Released December 2, 2009
EPA Update on
Dunkard Creek Fish Kill
Sometime around September 1, 2009, there was a
massive fish kill along most of Dunkard Creek. The creek criss-crosses
the Pennsylvania-West Virginia border 18-times before reaching the
Monongahela River, which flows north to Pittsburgh, where it joins
the Allegheny River to form the Ohio River.
Dunkard Creek is a 38-mile creek that
contained a unique ecosystem with 161 species of fish, 14 species of mussels,
salamanders, crayfish and aquatic insects. It was one of only two or
three creeks like it on the

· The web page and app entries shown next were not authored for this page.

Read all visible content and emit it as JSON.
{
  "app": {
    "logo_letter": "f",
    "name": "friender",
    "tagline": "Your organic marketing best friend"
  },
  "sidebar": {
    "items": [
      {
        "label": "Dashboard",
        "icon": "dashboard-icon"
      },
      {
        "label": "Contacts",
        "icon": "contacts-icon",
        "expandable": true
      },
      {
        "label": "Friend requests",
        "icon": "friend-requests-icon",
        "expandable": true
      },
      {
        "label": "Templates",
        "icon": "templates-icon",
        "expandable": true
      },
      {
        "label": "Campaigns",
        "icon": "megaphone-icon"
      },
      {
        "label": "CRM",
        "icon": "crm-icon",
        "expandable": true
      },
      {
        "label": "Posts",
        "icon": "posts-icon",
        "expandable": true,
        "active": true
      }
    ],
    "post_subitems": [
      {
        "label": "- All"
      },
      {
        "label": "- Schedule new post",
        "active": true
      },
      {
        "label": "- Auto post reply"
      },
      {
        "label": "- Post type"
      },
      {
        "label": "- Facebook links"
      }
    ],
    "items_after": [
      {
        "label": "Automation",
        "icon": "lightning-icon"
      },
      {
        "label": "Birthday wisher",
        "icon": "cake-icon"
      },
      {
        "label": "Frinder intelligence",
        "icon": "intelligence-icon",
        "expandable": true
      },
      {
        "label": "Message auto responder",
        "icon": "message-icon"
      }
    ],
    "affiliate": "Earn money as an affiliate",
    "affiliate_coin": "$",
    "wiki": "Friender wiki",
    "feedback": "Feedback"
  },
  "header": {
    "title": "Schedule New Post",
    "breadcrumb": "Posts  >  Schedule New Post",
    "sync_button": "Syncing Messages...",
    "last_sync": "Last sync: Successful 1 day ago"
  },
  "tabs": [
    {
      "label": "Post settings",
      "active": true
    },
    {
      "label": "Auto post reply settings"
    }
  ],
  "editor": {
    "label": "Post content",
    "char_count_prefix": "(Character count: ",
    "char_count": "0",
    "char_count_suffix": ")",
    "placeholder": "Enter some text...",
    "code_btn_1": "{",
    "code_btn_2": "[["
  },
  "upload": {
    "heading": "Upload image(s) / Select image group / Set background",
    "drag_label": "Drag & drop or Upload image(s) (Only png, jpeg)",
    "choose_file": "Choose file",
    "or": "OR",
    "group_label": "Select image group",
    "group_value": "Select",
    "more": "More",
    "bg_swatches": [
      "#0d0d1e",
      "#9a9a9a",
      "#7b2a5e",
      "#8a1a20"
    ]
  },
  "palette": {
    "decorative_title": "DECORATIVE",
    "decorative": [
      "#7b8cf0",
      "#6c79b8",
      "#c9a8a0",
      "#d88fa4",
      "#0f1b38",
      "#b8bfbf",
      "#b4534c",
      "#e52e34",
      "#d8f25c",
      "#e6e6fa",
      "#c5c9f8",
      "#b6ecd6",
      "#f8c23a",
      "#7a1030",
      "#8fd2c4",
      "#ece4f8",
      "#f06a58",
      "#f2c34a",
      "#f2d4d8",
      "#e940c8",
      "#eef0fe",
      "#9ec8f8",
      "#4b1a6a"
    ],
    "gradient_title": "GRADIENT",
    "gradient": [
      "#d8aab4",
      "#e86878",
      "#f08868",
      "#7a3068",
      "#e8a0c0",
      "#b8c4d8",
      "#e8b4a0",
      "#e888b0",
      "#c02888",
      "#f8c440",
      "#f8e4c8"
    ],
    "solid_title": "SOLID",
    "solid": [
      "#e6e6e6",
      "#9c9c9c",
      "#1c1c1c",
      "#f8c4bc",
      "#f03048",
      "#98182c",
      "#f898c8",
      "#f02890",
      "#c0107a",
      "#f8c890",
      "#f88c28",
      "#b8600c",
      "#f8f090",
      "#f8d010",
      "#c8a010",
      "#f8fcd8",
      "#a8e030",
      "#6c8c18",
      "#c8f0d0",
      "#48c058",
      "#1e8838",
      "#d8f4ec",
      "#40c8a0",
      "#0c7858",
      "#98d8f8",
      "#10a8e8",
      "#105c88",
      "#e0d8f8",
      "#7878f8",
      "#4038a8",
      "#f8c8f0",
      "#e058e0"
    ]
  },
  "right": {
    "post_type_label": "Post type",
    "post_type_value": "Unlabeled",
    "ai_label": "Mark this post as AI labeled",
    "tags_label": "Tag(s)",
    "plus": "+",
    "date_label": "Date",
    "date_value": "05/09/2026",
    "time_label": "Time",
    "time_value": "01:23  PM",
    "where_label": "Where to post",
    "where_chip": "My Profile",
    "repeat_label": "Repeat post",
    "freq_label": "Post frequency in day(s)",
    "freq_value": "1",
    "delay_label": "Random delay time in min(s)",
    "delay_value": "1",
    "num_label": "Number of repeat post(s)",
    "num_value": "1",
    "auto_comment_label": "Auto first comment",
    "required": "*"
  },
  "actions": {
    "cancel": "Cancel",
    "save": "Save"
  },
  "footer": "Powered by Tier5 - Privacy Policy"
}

Monongahela River watershed. Some
experts say it will be decades before the fishery returns to normal,
if ever. Many of the fish were over 15 years old. It's believed the
mussel population may be lost forever.
While the exact source(s) of the pollutants
are still being determined, it is obvious that water high in
TDS (total dissolved solids) was to blame. High TDS levels, combined with
other favorable environmental conditions, created the perfect environment for
a toxic golden algae bloom that helped kill an estimated
and other aquatic life.
One local water expert comments:
Even if the algae bloom is what ultimately
killed the fish, it seems that the cause of the bloom is
high chloride levels. The high chloride levels are a
clear indicator of frac water, not mine pollution (which
is high in sulfates). The agencies just refuse to say
the words “Marcellus drilling” in any press article.
High TDS conditions were also enhanced by low water levels in
creeks and streams. These were caused by dry weather and
widespread water withdrawals from streams and creeks for fracing operations.
trucks can back-up to any stream 24-7 and pump out 4,200 gallons
at any time. Many watersheds in West Virginia and Pennsylvania
have been dried-up by this continuing raid for free water, since
each Marcellus well can require up to 6-million gallons of water
for fracing. Some of these same "Residual Waste" tankers
were 'moonlight dumping' wastewater into remote tributaries
and opening their drain valves as they drove back roads under
the cover of rain or darkness.
Consol, the former Consolidation Coal
Company, and its new division
CNX Gas are very active along Dunkard Creek. A local reporter included this in a recent newspaper
story about Dunkard Creek:
"The only deep injection wastewater well in the area permitted
by the U.S. EPA is the Morris Run injection well operated by CNX
Gas Co. LLP, a subsidiary of Consol Energy, at Consol's closed
Blacksville No. 1 mine in Greene County since 2005.
Because of violations at that injection facility from September
2007 to March 2009, CNX was fined $157,500 for violating
provisions of the federal Safe Drinking Water Act, including
accepting at least 100 truckloads of wastewater with total
dissolved solids levels 'significantly higher' than its federal
Pittsburgh Post-Gazette Sep. 20, 2009
wastewater fluids could have moved
laterally and vertically through former wells, mines and bore
holes. Some reports indicated the source of the contamination
was ongoing, three weeks after the initial fish kill. Drilling wastewater contains
Mother Nature's own mix of toxins from beneath the earth, in
addition to the frac fluids added above ground for the fracking
What also remains to be explained is why it took two weeks for a
full scale investigation of the Dunkard Creek fish kill to begin.